Computers, however, are very good at doing something over and over again without getting bored. The best part is, computers can do it much more quickly than human beings can. We call the computer’s ability to do things over and over again the loop block and it is 1 out of the 7 basic programming concepts that we will go through in the Beginner Computhink for Kids! classes.
What’s the loop block? Let’s try to understand this with something familiar from your daily life. For example, the process of walking. Walking consists of putting your right foot out (or left foot, if you prefer) and putting it on the ground, then the other foot out again, and putting it on the ground. Then you just repeat that over and over again.
Loops – Repeat Action Over and Over Again
However, when you repeat that again and again in programming, the code’s going to look rather long and convoluted. Like the below:
Repeat (this action x times) block
We would improve this by snapping the “repeat 5x” block around the “LeftLeg” and “RightLeg” functions. Ta-daah, meet an example of the loop. Much neater right?
Forever Block with “If” Conditional
Getting from here to there on foot is a loop block of walking again and again until an objective is met. Now, the phrase “until an objective is met” is VERY important whenever you have loop blocks.
The last thing you want to do to a computer program is make it go into an endless loop i.e. the action happens to infinity, or until the computer runs out of memory and crashes. That is a source of pain and misery to be avoided at all cost.
So, whenever a loop block is defined, you would have to think of a logic to “escape” out of the loop block once the objective is met.
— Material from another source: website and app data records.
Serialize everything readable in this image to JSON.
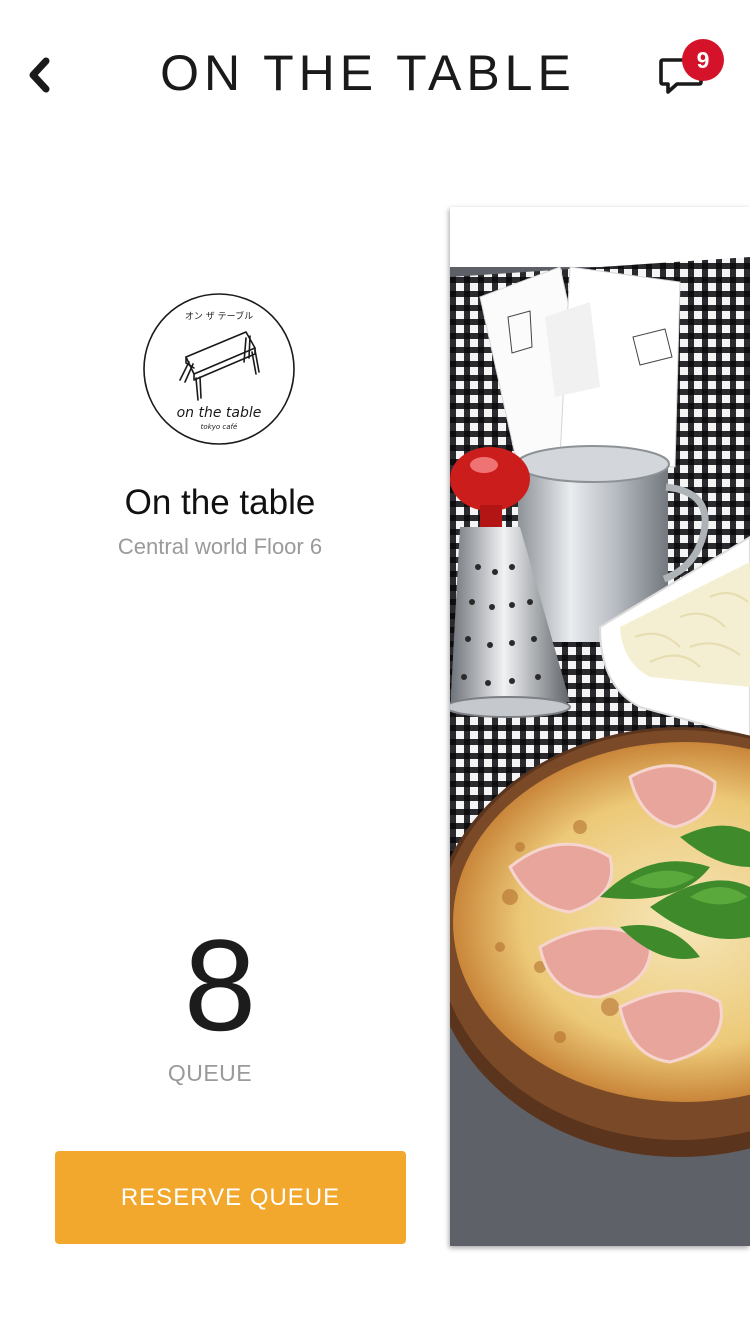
{
  "header": {
    "title": "ON THE TABLE",
    "back_icon": "chevron-left-icon",
    "chat_icon": "chat-bubble-icon",
    "notification_count": "9",
    "badge_color": "#d4132a"
  },
  "restaurant": {
    "logo": {
      "top_text": "オン ザ テーブル",
      "brand_text": "on the table",
      "sub_text": "tokyo café"
    },
    "name": "On the table",
    "location": "Central world Floor 6"
  },
  "queue": {
    "count": "8",
    "label": "QUEUE"
  },
  "actions": {
    "reserve_label": "RESERVE QUEUE",
    "reserve_color": "#f2a82c"
  },
  "photo": {
    "subject": "pizza-with-prosciutto-and-arugula"
  }
}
For example, when you wanted to get a drink, you would walk until you reach the water dispenser, then you stop walking.
Here’s an example of an animation done using loops in Scratch:
And here’s the visual code block:
Notice that we have coupled the forever block with the “If” block to evaluate the conditions when we want to escape. If you recall, the “If” block is another basic programming concept described in our first article on if-else conditional blocks.
Here’s how Mark explains loops:
It’s fun and interesting isn’t it? The Loop Block is one out of the seven basic concepts of programming that we teach in our Beginner Computhink for Kids! classes. Many of the games that your kids will build and play in our classes make use of the loop blocks to control actions.
Next up in Part 3, we’ll explain how we get the computer to do an action when it receives Events!
Laura enjoyed creating short animations and that there was an end product at the end of each lesson to fiddle with.